Bangkok virologist says Thais should stay calm over monkeypox

Yong Poovorawan, Thai virologist

Amidst a recent global outbreak of monkeypox, which is usually only found in Africa, an acclaimed virologist at Bangkok’s Chulalongkorn University is saying Thais should stay calm, or jai yen. Last week, a handful of European countries, the US and Australia, reported their first cases of monkeypox, a viral infection similar to smallpox.

But the virologist, Dr. Yong Poovorowan, wrote on his Facebook page on Friday that monkeypox is nothing new. He said it is similar to chickenpox, but much less severe and transmissible. Dr. Yong said that monkeypox hasn’t been found in Thailand since 1970.

Dr. Yong added that it is believed that smallpox vaccines will likely prevent monkeypox, however, he said that this must be studied before it can be confirmed. He noted that surveillance is important, particularly for people travelling from west and central Africa, and those importing animals into the UK. Dr. Yong stressed, however, that Thais should not be worried.

“There’s nothing to panic about. The infection requires very close contact.”

Last Friday, the UK government announced it would stockpile smallpox vaccines to prevent in an effort to stem any rise in cases of monkeypox, There have been an additional 11 cases of monkeypox detected in the UK, bringing the country’s total number of confirmed cases to 20 since early this month.

The UK Health Secretary Sajid Javid says that most cases are mild.

“I can confirm that we have procured further doses of vaccines that are effective against monkeypox.”

There is currently no proven, safe treatment for monkeypox.
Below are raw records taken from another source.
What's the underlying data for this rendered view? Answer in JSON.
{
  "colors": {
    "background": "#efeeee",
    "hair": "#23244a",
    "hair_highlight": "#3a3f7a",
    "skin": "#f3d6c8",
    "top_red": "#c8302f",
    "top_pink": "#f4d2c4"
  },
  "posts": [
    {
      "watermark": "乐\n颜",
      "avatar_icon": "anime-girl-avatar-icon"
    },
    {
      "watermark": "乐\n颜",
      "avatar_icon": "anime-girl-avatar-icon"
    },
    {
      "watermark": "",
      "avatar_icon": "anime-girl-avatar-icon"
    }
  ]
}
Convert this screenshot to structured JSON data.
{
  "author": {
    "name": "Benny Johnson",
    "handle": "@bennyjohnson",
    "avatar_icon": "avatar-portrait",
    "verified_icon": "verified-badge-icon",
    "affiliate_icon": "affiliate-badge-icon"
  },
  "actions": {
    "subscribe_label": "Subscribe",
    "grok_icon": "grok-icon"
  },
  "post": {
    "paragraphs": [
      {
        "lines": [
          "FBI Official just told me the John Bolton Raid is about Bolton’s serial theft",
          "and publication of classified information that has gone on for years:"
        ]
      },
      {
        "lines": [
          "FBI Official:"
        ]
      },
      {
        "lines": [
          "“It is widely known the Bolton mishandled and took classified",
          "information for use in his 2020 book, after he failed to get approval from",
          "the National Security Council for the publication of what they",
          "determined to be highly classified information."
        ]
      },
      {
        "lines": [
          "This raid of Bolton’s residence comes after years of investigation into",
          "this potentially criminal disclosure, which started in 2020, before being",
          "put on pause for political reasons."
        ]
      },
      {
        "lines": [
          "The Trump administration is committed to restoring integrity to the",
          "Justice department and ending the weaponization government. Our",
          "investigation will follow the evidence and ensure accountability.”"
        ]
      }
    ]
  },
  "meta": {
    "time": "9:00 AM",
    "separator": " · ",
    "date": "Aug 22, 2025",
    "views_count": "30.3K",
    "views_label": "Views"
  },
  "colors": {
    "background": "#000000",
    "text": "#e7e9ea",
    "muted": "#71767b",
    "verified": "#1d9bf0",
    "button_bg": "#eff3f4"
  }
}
However, smallpox vaccines have been largely proven effective in preventing the virus from spreading. Countries including the UK and Spain are now offering the vaccine to those who have been exposed to infections to help reduce symptoms and limit the spread.

Health authorities in the UK, US and Canada are urging people who experience new rashes or are concerned about monkeypox to contact their health-care provider.

SOURCE: The Pattaya News | CNBC

Bangkok News

Tara Abhasakun

A Thai-American dual citizen, Tara has reported news and spoken on a number of human rights and cultural news issues in Thailand. She holds a Bachelor’s Degree in history from The College of Wooster. She interned at Southeast Asia Globe, and has written for a number of outlets. Tara reports on a range of Thailand news issues.